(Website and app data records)
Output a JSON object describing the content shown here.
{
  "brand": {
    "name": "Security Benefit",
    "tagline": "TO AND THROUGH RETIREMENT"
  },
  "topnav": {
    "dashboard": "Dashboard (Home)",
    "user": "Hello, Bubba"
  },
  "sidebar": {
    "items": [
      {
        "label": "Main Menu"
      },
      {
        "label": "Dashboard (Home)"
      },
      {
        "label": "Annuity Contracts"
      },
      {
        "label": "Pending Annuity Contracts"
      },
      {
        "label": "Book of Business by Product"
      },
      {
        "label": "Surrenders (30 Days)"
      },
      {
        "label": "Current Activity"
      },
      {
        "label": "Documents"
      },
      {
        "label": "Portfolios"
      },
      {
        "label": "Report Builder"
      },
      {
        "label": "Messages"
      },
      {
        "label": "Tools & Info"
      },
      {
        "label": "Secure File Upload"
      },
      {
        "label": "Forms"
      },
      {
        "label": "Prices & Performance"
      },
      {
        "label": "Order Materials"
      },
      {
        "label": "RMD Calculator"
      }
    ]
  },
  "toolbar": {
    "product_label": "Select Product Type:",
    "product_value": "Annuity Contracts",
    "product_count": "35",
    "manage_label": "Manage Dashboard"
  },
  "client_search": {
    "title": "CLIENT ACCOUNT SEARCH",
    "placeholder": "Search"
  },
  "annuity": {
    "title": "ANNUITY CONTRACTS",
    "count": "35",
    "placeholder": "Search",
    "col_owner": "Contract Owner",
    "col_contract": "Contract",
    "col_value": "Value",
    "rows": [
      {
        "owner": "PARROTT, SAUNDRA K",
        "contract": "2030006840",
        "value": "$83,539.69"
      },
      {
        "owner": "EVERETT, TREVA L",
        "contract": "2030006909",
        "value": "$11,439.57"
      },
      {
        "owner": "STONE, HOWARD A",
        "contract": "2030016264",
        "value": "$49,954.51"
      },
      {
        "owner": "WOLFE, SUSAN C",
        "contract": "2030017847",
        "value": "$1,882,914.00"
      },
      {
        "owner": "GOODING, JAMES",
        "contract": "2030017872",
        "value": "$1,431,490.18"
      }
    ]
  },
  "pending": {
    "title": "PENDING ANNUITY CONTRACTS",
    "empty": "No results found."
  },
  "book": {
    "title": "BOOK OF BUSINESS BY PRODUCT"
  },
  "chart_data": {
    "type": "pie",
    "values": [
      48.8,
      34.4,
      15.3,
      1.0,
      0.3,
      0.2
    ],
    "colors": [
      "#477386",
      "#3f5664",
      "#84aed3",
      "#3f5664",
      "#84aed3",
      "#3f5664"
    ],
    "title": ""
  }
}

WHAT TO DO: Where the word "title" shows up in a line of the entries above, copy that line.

RESPONSE AREA:
    "title": "CLIENT ACCOUNT SEARCH",
    "title": "ANNUITY CONTRACTS",
    "title": "PENDING ANNUITY CONTRACTS",
    "title": "BOOK OF BUSINESS BY PRODUCT"
    "title": ""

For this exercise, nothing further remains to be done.